I was cleared for discharge Thursday evening so we expected our bills to be processed early morning of Friday so we could leave before the cut-off time and avoid being charged another day for room and board. I was prepped up, dressed, and ready to go at 8 a.m. By 9 a.m., the nurses said the papers would be ready in a few minutes. By 10 a.m., my sister could no longer bear the waiting time and decided to take matters into her hands.
She marched into the billing section and demanded to be shown the final bill. Because my sister happened to be a nurse, she decided to check the bill. To her horror, she discovered that the total dosage of antibiotics that was supposed to have been pumped into my body, and which was being charged to my HMO, was three times more than what an ordinary mortal would be able to take. It was either of two things. Either there was an overdose or there was something wrong with the bill.

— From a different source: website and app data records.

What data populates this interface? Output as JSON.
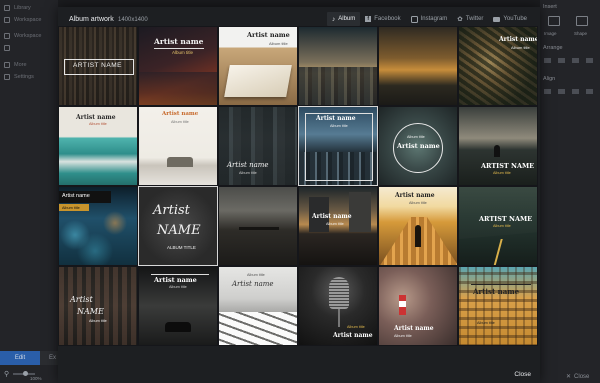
{
  "app": {
    "left_rail": [
      "Library",
      "Workspace",
      "Workspace",
      "More",
      "Settings"
    ],
    "edit_label": "Edit",
    "export_label": "Ex",
    "zoom_value": "100%",
    "right_panel": {
      "insert_label": "Insert",
      "image_label": "Image",
      "shape_label": "Shape",
      "arrange_label": "Arrange",
      "align_label": "Align",
      "close_label": "Close"
    }
  },
  "modal": {
    "title": "Album artwork",
    "size": "1400x1400",
    "tabs": [
      {
        "label": "Album",
        "icon": "music-note-icon",
        "active": true
      },
      {
        "label": "Facebook",
        "icon": "facebook-icon",
        "active": false
      },
      {
        "label": "Instagram",
        "icon": "instagram-icon",
        "active": false
      },
      {
        "label": "Twitter",
        "icon": "twitter-icon",
        "active": false
      },
      {
        "label": "YouTube",
        "icon": "youtube-icon",
        "active": false
      }
    ],
    "close_label": "Close"
  },
  "templates": {
    "artist_upper": "ARTIST NAME",
    "artist_title": "Artist name",
    "artist_script_1": "Artist",
    "artist_script_2": "NAME",
    "album_title": "Album title",
    "album_upper": "ALBUM TITLE"
  }
}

The hospital people initially insisted on the veracity of the dosages. But when my sister revealed that she was a nurse and insisted that there was no way anybody would be able to tolerate triple the maximum dosage of higher generation antibiotics for four days, that’s when they decided to check.
It turns out the bill was padded with seven additional vials of antibiotics, each vial costing almost P3,000. That comes to about P21,000. And that was just the antibiotics. There were other things on the list including urinals and other supplies that were not used. The mini uproar over the bill delayed my discharge to 11 a.m. To add insult to injury, the hospital had the temerity to still charge me an additional half-day room and board.
During the whole dispute over the bill, the nurses and the administrative clerks kept on reminding us that I was using a HMO card and that I was not going to shell out any amount from my own pocket. At one point, the billing clerk actually asked my sister directly why she was being so punctilious about the items in the bill when my HMO was paying for it anyway. I had to call my HMO and ask them to intervene.
It is possible that what happened to me was a fluke. The hospital would most likely put the blame on the nurses and accuse them of negligence in the performance of their duties, particularly in ordering and accounting for medicine, or in documenting usage of medical supplies and procedures. But my gut feel says otherwise. I have the feeling that there is institutional and systemic carelessness when it comes to charging medical costs to HMOs.